Esparza finished her entrée and we ordered dessert—fried zeppoles with chocolate sauce. When I asked her how she envisions her life after the Olympics—after boxing, that is—she recalled driving to the gym one morning and seeing two girls, about her age, who looked like they were going to the mall. Esparza wondered what the rest of their day might be like, whether they would see their friends, or go to the movies. “And I was thinking, What the heck would I do all day?” She considered this for a moment. “It’s like a small kitten or an inside dog that scratches at the door all day, but when someone finally opens it, they don’t want to go,” she said. “They just look.”
Esparza wound up with a bronze medal in the flyweight division, but that didn’t keep her from pulling – in an aggressive way – for her Olympic teammate, middleweight Claressa Shields.
From the New York Daily News:

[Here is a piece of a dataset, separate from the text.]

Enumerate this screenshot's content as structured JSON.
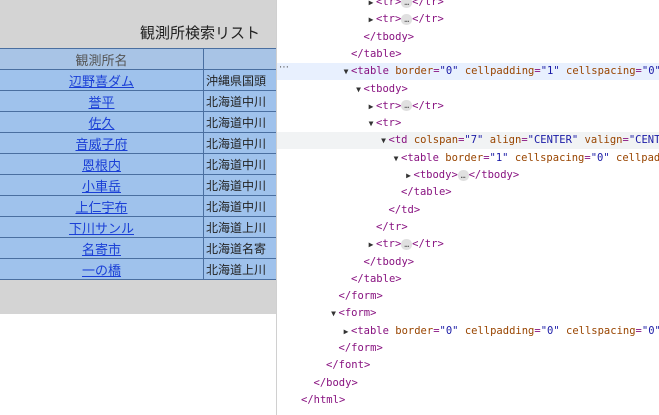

Shields, a student of the sweet science who was introduced to the sport by her father, likens her style to Sugar Ray Robinson, and complemented straight jabs with rope-a-dope tactics to win Wednesday’s match. She has also shown the speed and accuracy to adapt in a multitude of approaches. She was blunt in her explanation of what she saw on the canvas during the semifinal against Sweden’s Anna Laurell.
“If a girl gonna stand right there in front of me, why not hit her?” Shields said.
Shields accepted all challenges assigned to her. Back home, she’s sparred with every man in her gym, located in the basement of Berston Field House. The opponents have weighed as much as 201 pounds, and she’s absorbed punches to the jaw, but she’s adjusted each time, shrugging off the pain to improve her mettle. On Wednesday, she felt slighted by Laurell.
“The game plan was initially just to go to the right and jab and box but she didn’t respect me when I did that so I turned it into a fun game and started banging with her and I got the best of it,” Shields said. “I was able to do a lot of things people don’t see women doing.”
Shields celebrated her win with friends and fans beneath a section of stands afterward. She was still in uniform, sans the gloves, and mugged for photos with her fists raised. Nearby, Esparza, wearing a wool hat, peeked in, then slipped away.
“She better get the gold,” Esparza said.